Contemplating water in all its moods
By J. Chambless
'Sycamore Mills' by Peter Quarracino.
By John Chambless
Looking forward to the arrival of
spring, the theme is “Wonders of Water” at the Mala Galleria this
month, and it couldn't be more welcome.
The show opened last Friday in the midst of a winter blast, so there is another artists' reception scheduled on March 10 from 2 to 4 p.m. In the meantime, the show has an appealing mix of artists and mediums, highlighted by Peter Quarracino's magical paintings. They are contemplations of water that are almost abstract, but vividly realistic at the same time. “Blue Wind” and “Blown Away” capture wind-rippled water in a symphony of blue-green spots, while “Misty Morning Brandywine” and “Sycamore Mills” are more traditional landscapes that also revel in the reflections on the river.
Sarah Yeoman's watercolors also contemplate the water's surface – dazzling reflected sunlight in the striking “Waterlily World,” and a vivid blue stream in “Tributary.”
In the center of one gallery are clay vessels by Meghan Bergman that recreate layered barnacles in richly textured detail. Bergman also has several wonderfully imaginative tea sets that go beyond function into the realm of art, particularly the wryly titled “You Didn't Really Want Tea, Did You?” that bristles with unwelcoming spikes on the handle and spout. Her fish cups and pitchers are also great fun.
Maryland artist Geraldine McKeown looks at bodies of water and man's construction in her watercolors “Red Sails-Campobello Island,” “St. George's-Venice” and others.

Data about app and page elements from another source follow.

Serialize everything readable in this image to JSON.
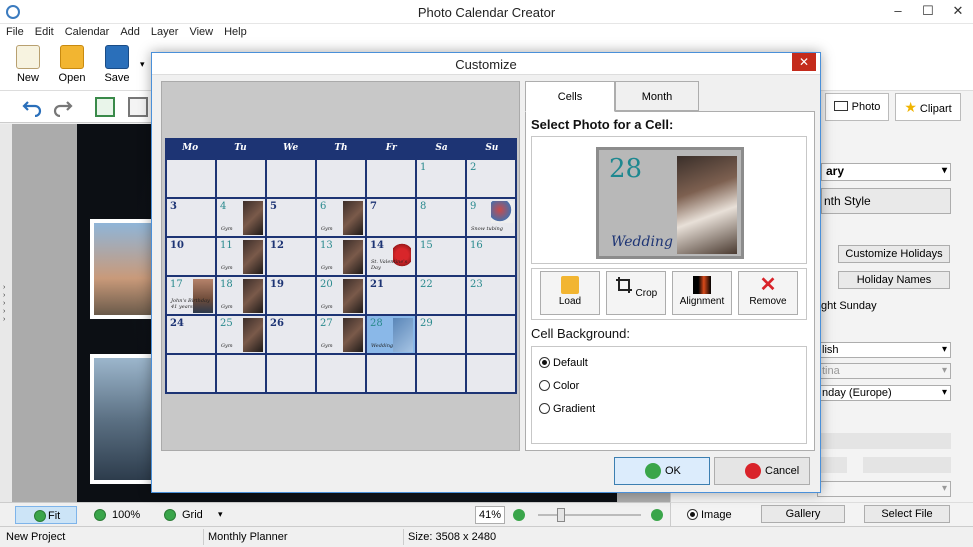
{
  "window": {
    "title": "Photo Calendar Creator",
    "menu": [
      "File",
      "Edit",
      "Calendar",
      "Add",
      "Layer",
      "View",
      "Help"
    ],
    "toolbar": {
      "new": "New",
      "open": "Open",
      "save": "Save"
    }
  },
  "right_panel": {
    "tabs": {
      "photo": "Photo",
      "clipart": "Clipart"
    },
    "month_select": "ary",
    "month_style": "nth Style",
    "customize_holidays": "Customize Holidays",
    "holiday_names": "Holiday Names",
    "highlight_sunday": "ght Sunday",
    "language_select": "lish",
    "country_select": "tina",
    "week_select": "nday (Europe)",
    "image_radio": "Image",
    "gallery": "Gallery",
    "select_file": "Select File"
  },
  "zoom": {
    "fit": "Fit",
    "p100": "100%",
    "grid": "Grid",
    "level": "41%"
  },
  "status": {
    "project": "New Project",
    "template": "Monthly Planner",
    "size": "Size: 3508 x 2480"
  },
  "dialog": {
    "title": "Customize",
    "tabs": [
      "Cells",
      "Month"
    ],
    "select_photo_title": "Select Photo for a Cell:",
    "sample": {
      "number": "28",
      "caption": "Wedding"
    },
    "tools": [
      "Load",
      "Crop",
      "Alignment",
      "Remove"
    ],
    "cell_background_title": "Cell Background:",
    "backgrounds": [
      "Default",
      "Color",
      "Gradient"
    ],
    "ok": "OK",
    "cancel": "Cancel"
  },
  "calendar": {
    "weekdays": [
      "Mo",
      "Tu",
      "We",
      "Th",
      "Fr",
      "Sa",
      "Su"
    ],
    "cells": [
      {
        "d": ""
      },
      {
        "d": ""
      },
      {
        "d": ""
      },
      {
        "d": ""
      },
      {
        "d": ""
      },
      {
        "d": "1",
        "teal": true
      },
      {
        "d": "2",
        "teal": true
      },
      {
        "d": "3"
      },
      {
        "d": "4",
        "teal": true,
        "ev": "Gym",
        "ph": "ph"
      },
      {
        "d": "5"
      },
      {
        "d": "6",
        "teal": true,
        "ev": "Gym",
        "ph": "ph"
      },
      {
        "d": "7"
      },
      {
        "d": "8",
        "teal": true
      },
      {
        "d": "9",
        "teal": true,
        "ev": "Snow tubing",
        "ph": "ph-cart"
      },
      {
        "d": "10"
      },
      {
        "d": "11",
        "teal": true,
        "ev": "Gym",
        "ph": "ph"
      },
      {
        "d": "12"
      },
      {
        "d": "13",
        "teal": true,
        "ev": "Gym",
        "ph": "ph"
      },
      {
        "d": "14",
        "ev": "St. Valentine's Day",
        "ph": "ph-bear"
      },
      {
        "d": "15",
        "teal": true
      },
      {
        "d": "16",
        "teal": true
      },
      {
        "d": "17",
        "teal": true,
        "ev": "John's Birthday 41 years",
        "ph": "ph-man"
      },
      {
        "d": "18",
        "teal": true,
        "ev": "Gym",
        "ph": "ph"
      },
      {
        "d": "19"
      },
      {
        "d": "20",
        "teal": true,
        "ev": "Gym",
        "ph": "ph"
      },
      {
        "d": "21"
      },
      {
        "d": "22",
        "teal": true
      },
      {
        "d": "23",
        "teal": true
      },
      {
        "d": "24"
      },
      {
        "d": "25",
        "teal": true,
        "ev": "Gym",
        "ph": "ph"
      },
      {
        "d": "26"
      },
      {
        "d": "27",
        "teal": true,
        "ev": "Gym",
        "ph": "ph"
      },
      {
        "d": "28",
        "teal": true,
        "ev": "Wedding",
        "ph": "ph-blue",
        "sel": true
      },
      {
        "d": "29",
        "teal": true
      },
      {
        "d": ""
      },
      {
        "d": ""
      },
      {
        "d": ""
      },
      {
        "d": ""
      },
      {
        "d": ""
      },
      {
        "d": ""
      },
      {
        "d": ""
      },
      {
        "d": ""
      }
    ]
  }
}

Madeleine Kelly shows a series of river views that have expressive, feathery edges that suggest the movement of the water and a breeze stirring the trees.

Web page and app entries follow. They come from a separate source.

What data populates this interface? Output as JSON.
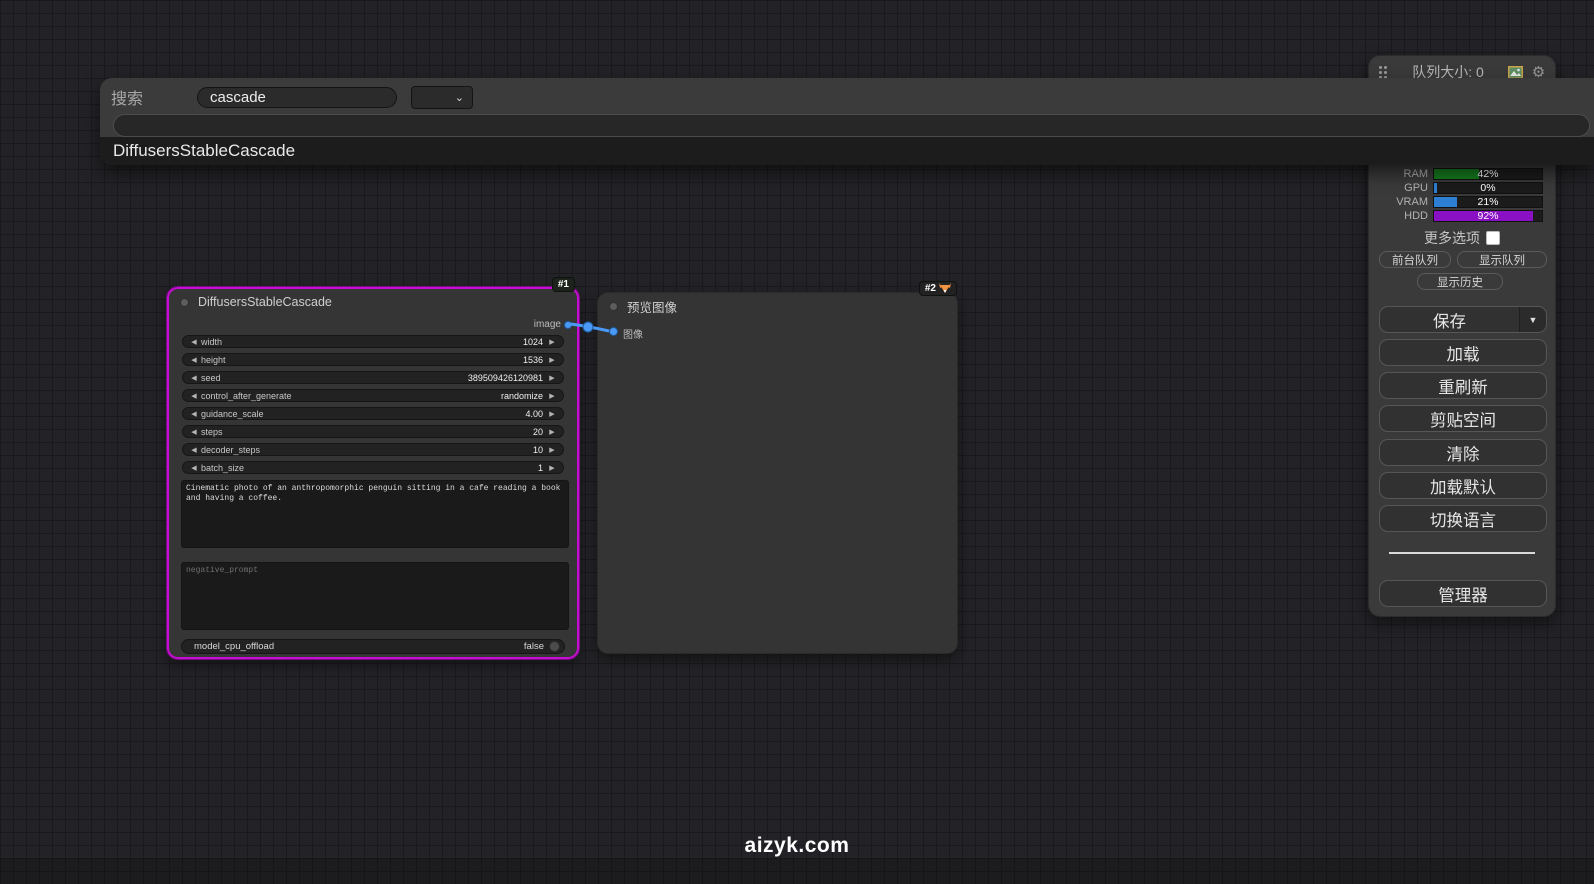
{
  "icons": {
    "left_arrow": "◀",
    "right_arrow": "▶",
    "dropdown_arrow": "▼",
    "select_chevron": "⌄",
    "gear": "⚙"
  },
  "top_bar": {
    "queue_size_text": "队列大小: 0"
  },
  "search_dialog": {
    "label": "搜索",
    "query": "cascade",
    "result": "DiffusersStableCascade"
  },
  "sidebar": {
    "meters": [
      {
        "label": "RAM",
        "percent": "42%",
        "fill_width": "42%",
        "fill_color": "#157a1e"
      },
      {
        "label": "GPU",
        "percent": "0%",
        "fill_width": "3%",
        "fill_color": "#2d7fd4"
      },
      {
        "label": "VRAM",
        "percent": "21%",
        "fill_width": "21%",
        "fill_color": "#2d7fd4"
      },
      {
        "label": "HDD",
        "percent": "92%",
        "fill_width": "92%",
        "fill_color": "#8a10c4"
      }
    ],
    "more_options_label": "更多选项",
    "front_queue_label": "前台队列",
    "show_queue_label": "显示队列",
    "show_history_label": "显示历史",
    "save_label": "保存",
    "load_label": "加载",
    "refresh_label": "重刷新",
    "clipspace_label": "剪贴空间",
    "clear_label": "清除",
    "load_default_label": "加载默认",
    "switch_language_label": "切换语言",
    "manager_label": "管理器"
  },
  "node1": {
    "badge": "#1",
    "title": "DiffusersStableCascade",
    "output_label": "image",
    "widgets": [
      {
        "label": "width",
        "value": "1024"
      },
      {
        "label": "height",
        "value": "1536"
      },
      {
        "label": "seed",
        "value": "389509426120981"
      },
      {
        "label": "control_after_generate",
        "value": "randomize"
      },
      {
        "label": "guidance_scale",
        "value": "4.00"
      },
      {
        "label": "steps",
        "value": "20"
      },
      {
        "label": "decoder_steps",
        "value": "10"
      },
      {
        "label": "batch_size",
        "value": "1"
      }
    ],
    "prompt": "Cinematic photo of an anthropomorphic penguin sitting in a cafe reading a book and having a coffee.",
    "negative_prompt_placeholder": "negative_prompt",
    "toggle_label": "model_cpu_offload",
    "toggle_value": "false"
  },
  "node2": {
    "badge": "#2",
    "title": "预览图像",
    "input_label": "图像"
  },
  "watermark": "aizyk.com",
  "colors": {
    "selected_node_border": "#c50ed2",
    "link": "#4a9af5"
  }
}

Rhoda Kahler has a large, multi-piece wall sculpture that looks like the ocean floor, and an earth-toned vessel with that has an ocean-blue glaze on the inside. Mala Galleria owner Corien Siepelinga shows her own “Wandering,” a moody acrylic painting that has a splendid surface and multiple layers of shadowy imagery, suggesting vistas within a complex, dreamy composition.
Portia Mortensen is spotlighted in the front gallery with two large, abstract oils that capture the shimmering blue-green of tropical water, but have intricately worked surfaces that mimic the surface of the water itself.
Jill Beech is represented by two clay vessels that resemble exotic corals. They have wonderful detail, achieved by making hundreds of piercings through the clay.
If you can't wait a moment longer for the soothing calm of wind on the water, this is the show for you.
“Wonders of Water” continues at Mala Galleria (200 E. State St., Kennett Square) through March 31. Call 484-883-5429, email Malagalleriaksq@gmail.com, or visit www.malagalleria.com.
To contact Staff Writer John Chambless, email email@example.com.